The year 2007 saw Freeman in no less than seven films, including leads in the comedy "The All Together," as a screenwriter who loathed British gangster films, only to find himself at the mercy of real London mobsters, and Peter Greenaway's "Nightwatching," which cast Freeman as the artist Rembrandt. In 2009, he starred in the miniseries "Boy Meets Girl" (ITV, 2009) as an aimless clerk with socialist leanings who accidentally switched bodies with a glamorous fashion journalist. Freeman's breakout year proved to be 2010. After a more than a decade as an entertainment favorite in the UK and a cult hero in the U.S. and abroad, Freeman broke out when, after seemingly endless debate, he was cast as Bilbo Baggins, the hero of J.R.R. Tolkien's fantasy novel "The Hobbit" (2012) in a film adaptation produced and directed by Peter Jackson, who won an Oscar for his "Lord of the Rings" trilogy (2001, 2002, 2003). Freeman was nearly forced to turn down the role due to his duties on "Sherlock" (BBC 1, 2010- ), an updated television adaptation of Sir Arthur Conan Doyle's Sherlock Holmes stories. Freeman played the series' Dr. Watson, a former Army doctor who suffered a debilitating wound while serving in Afghanistan, and found himself aiding the brilliant but highly dysfunctional consulting detective Sherlock Holmes (Benedict Cumberbatch). His performance earned the actor an Emmy Award nomination for Outstanding Supporting Actor in a Miniseries or a Movie. Freeman also appeared as a vicious killer in the British dark comedy "Wild Target" (2010) with his "Hitchhiker" co-star Bill Nighy and Emily Blunt.
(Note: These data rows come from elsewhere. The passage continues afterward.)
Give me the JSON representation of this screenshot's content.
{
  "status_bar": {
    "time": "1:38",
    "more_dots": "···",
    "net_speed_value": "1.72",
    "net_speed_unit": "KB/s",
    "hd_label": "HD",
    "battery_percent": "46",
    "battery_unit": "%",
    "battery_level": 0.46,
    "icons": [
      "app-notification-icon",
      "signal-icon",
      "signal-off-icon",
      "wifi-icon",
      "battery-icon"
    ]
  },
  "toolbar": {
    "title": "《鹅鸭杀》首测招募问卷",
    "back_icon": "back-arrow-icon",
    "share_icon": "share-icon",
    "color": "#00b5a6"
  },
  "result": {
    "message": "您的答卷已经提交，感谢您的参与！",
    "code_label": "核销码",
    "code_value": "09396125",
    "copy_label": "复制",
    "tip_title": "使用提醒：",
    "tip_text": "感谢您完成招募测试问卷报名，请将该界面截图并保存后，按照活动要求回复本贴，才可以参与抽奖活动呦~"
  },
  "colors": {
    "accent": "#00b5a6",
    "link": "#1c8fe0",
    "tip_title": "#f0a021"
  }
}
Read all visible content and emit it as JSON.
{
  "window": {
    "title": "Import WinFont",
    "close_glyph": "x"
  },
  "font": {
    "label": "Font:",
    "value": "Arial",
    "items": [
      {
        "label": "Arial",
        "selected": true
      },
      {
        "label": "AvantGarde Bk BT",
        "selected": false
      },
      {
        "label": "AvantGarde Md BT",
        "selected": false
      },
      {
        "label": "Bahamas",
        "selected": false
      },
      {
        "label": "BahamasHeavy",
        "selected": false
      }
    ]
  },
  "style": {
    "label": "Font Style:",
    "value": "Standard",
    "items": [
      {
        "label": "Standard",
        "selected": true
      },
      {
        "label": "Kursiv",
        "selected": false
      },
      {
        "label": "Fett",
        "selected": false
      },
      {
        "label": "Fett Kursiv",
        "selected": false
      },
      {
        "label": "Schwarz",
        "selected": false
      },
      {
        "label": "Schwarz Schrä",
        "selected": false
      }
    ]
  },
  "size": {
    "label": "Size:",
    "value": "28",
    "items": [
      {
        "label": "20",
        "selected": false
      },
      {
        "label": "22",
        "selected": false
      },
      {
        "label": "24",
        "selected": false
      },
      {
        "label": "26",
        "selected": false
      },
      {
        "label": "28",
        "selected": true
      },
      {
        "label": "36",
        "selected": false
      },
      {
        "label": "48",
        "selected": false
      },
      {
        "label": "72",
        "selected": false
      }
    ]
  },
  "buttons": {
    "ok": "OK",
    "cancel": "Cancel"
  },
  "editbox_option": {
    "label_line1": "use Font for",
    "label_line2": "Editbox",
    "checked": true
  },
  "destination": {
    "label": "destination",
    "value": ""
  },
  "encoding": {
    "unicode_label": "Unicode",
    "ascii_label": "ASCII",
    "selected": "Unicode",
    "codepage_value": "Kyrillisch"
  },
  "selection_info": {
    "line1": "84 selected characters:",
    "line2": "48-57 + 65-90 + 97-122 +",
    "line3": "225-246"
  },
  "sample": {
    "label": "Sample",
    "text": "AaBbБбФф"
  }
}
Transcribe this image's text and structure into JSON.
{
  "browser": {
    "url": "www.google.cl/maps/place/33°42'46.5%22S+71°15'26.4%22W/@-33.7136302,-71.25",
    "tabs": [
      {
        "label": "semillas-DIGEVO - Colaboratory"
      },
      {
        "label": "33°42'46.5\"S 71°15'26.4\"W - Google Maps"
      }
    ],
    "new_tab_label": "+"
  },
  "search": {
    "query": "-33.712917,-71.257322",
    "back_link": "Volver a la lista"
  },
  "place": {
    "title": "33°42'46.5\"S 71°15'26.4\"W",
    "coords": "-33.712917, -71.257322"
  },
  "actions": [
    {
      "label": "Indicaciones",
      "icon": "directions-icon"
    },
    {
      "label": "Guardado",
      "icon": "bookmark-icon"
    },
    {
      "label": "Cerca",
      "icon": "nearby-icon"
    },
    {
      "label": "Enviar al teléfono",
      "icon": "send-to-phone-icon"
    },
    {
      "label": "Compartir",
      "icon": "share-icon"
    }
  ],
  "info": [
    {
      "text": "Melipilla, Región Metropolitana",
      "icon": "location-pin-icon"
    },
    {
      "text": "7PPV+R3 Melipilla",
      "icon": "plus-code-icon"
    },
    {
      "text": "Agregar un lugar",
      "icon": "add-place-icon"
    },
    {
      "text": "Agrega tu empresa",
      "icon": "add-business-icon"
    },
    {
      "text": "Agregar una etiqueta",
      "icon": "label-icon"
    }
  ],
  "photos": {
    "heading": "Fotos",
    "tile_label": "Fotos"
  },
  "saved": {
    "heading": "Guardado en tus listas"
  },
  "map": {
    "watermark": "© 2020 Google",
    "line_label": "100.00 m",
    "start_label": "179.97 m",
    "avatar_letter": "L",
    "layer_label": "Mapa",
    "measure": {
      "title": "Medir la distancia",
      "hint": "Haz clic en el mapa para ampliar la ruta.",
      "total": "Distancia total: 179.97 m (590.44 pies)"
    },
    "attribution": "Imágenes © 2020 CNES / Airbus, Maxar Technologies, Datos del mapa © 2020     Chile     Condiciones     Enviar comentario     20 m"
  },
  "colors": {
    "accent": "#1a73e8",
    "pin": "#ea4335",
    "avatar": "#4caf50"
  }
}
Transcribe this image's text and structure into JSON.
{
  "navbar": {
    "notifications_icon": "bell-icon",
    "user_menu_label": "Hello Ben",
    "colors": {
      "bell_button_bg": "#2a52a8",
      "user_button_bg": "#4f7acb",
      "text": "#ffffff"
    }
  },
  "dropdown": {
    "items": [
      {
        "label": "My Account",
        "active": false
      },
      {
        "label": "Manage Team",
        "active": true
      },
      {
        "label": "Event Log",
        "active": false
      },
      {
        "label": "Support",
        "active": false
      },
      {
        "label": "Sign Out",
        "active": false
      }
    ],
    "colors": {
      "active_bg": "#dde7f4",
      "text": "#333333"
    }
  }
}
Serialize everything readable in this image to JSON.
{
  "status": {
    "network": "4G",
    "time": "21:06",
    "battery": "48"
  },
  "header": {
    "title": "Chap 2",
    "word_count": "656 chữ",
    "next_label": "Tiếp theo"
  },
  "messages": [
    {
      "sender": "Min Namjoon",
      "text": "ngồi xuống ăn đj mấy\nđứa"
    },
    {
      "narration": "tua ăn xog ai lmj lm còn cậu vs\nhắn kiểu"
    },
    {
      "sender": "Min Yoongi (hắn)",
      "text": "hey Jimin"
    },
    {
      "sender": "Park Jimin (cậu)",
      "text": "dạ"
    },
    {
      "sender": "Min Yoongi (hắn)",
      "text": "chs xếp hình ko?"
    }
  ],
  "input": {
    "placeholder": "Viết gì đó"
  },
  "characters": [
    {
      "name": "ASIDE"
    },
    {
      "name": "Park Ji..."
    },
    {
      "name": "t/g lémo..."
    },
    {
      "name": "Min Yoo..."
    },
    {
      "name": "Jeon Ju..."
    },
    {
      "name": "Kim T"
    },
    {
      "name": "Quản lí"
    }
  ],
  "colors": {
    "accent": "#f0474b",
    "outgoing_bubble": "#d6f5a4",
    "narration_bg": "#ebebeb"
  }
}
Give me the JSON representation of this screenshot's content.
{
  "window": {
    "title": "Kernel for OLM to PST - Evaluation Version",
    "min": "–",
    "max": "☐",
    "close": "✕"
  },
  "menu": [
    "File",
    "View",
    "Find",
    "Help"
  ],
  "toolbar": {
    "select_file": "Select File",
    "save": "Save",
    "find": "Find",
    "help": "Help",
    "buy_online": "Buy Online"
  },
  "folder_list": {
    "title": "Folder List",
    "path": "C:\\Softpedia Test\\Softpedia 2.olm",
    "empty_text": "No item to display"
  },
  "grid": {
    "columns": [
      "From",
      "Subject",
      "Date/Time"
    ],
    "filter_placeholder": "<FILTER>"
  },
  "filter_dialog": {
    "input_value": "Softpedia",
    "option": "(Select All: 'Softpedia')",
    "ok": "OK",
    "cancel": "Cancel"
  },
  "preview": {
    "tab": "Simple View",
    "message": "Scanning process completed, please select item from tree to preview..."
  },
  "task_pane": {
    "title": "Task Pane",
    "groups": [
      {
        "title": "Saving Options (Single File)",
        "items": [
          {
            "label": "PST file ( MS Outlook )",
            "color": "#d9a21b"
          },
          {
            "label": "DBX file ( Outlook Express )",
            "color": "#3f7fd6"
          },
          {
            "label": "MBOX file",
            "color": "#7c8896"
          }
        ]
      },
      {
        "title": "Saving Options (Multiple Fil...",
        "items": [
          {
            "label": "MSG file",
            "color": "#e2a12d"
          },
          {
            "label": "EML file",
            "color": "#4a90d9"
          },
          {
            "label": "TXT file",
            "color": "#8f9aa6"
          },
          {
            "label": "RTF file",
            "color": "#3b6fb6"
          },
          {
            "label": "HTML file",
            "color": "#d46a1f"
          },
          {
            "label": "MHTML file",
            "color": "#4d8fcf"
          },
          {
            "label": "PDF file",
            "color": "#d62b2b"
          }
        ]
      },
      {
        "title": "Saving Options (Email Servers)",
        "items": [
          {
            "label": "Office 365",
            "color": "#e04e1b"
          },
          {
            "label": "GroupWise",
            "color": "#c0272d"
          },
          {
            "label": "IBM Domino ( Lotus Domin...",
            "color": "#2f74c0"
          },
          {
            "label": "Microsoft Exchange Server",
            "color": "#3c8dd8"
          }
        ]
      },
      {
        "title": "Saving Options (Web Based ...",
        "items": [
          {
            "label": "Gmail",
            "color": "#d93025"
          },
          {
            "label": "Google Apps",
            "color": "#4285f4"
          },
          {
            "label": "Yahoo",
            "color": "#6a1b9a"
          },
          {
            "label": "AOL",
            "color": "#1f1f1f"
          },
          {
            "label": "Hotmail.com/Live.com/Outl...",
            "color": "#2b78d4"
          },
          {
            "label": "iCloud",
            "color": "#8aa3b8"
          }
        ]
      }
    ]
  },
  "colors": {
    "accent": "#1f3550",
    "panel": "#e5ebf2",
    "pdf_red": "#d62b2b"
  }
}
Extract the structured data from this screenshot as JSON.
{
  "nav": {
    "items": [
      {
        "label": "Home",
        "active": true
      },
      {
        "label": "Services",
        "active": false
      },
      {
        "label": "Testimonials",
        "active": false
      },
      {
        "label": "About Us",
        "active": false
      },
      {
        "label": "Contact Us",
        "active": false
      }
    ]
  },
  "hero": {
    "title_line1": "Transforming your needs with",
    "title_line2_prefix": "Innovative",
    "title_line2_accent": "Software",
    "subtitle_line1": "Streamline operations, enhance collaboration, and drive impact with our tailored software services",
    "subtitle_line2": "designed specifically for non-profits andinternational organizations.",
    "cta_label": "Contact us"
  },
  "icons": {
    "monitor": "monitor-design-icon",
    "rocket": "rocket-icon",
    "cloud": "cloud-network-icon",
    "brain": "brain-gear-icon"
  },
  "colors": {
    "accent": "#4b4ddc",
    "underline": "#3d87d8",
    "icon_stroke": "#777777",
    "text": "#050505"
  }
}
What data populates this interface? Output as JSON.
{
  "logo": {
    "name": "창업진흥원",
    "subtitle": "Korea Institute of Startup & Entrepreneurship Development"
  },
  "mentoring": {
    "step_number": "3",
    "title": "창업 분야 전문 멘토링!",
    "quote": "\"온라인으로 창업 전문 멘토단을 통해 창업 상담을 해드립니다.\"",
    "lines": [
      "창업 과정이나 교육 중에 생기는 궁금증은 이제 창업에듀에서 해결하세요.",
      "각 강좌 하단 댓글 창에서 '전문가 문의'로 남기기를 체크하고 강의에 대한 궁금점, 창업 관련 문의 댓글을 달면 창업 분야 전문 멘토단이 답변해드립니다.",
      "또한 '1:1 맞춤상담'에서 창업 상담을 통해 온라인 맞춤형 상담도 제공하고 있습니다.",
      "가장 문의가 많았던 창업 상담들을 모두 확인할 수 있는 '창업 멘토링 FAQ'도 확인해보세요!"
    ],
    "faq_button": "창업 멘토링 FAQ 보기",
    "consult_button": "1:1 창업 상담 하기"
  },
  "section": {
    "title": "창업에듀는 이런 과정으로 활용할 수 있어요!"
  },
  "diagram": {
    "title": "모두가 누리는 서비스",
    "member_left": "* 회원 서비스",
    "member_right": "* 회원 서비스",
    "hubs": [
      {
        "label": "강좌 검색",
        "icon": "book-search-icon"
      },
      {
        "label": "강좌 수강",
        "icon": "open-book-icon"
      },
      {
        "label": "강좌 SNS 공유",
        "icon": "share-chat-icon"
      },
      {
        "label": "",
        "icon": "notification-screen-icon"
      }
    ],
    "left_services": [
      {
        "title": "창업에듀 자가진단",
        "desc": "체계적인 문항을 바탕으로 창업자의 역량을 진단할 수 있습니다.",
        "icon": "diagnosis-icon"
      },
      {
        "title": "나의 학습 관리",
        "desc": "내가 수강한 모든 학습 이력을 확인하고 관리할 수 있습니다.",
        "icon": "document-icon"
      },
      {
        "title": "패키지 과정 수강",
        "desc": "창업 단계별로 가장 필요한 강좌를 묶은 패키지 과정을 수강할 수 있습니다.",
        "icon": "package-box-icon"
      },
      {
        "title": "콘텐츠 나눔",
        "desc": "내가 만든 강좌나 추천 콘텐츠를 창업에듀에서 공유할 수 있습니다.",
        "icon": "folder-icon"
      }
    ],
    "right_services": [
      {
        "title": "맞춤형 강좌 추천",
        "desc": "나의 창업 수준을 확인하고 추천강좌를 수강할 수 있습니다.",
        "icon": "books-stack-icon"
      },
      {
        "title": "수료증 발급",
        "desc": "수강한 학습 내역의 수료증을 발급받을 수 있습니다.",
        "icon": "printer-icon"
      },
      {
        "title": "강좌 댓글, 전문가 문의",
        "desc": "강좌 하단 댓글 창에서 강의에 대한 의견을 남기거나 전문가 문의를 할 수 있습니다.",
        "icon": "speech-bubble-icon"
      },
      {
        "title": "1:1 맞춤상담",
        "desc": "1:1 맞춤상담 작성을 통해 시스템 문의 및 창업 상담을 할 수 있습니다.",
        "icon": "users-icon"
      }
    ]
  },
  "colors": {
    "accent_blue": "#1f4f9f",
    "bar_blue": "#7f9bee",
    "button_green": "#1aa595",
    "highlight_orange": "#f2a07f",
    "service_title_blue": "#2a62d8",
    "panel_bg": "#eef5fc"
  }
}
The World's EndOliver Chamberlain
The Pirates! Band of MisfitsThe Pirate with a Scarf
What's Your Number?Simon
The Good NightGary Sheller
Hot FuzzMetropolitan Police Sergeant
The Hitchhiker's Guide To the GalaxyArthur Dent
Ali G IndahouseRicky C
The Low DownSolomon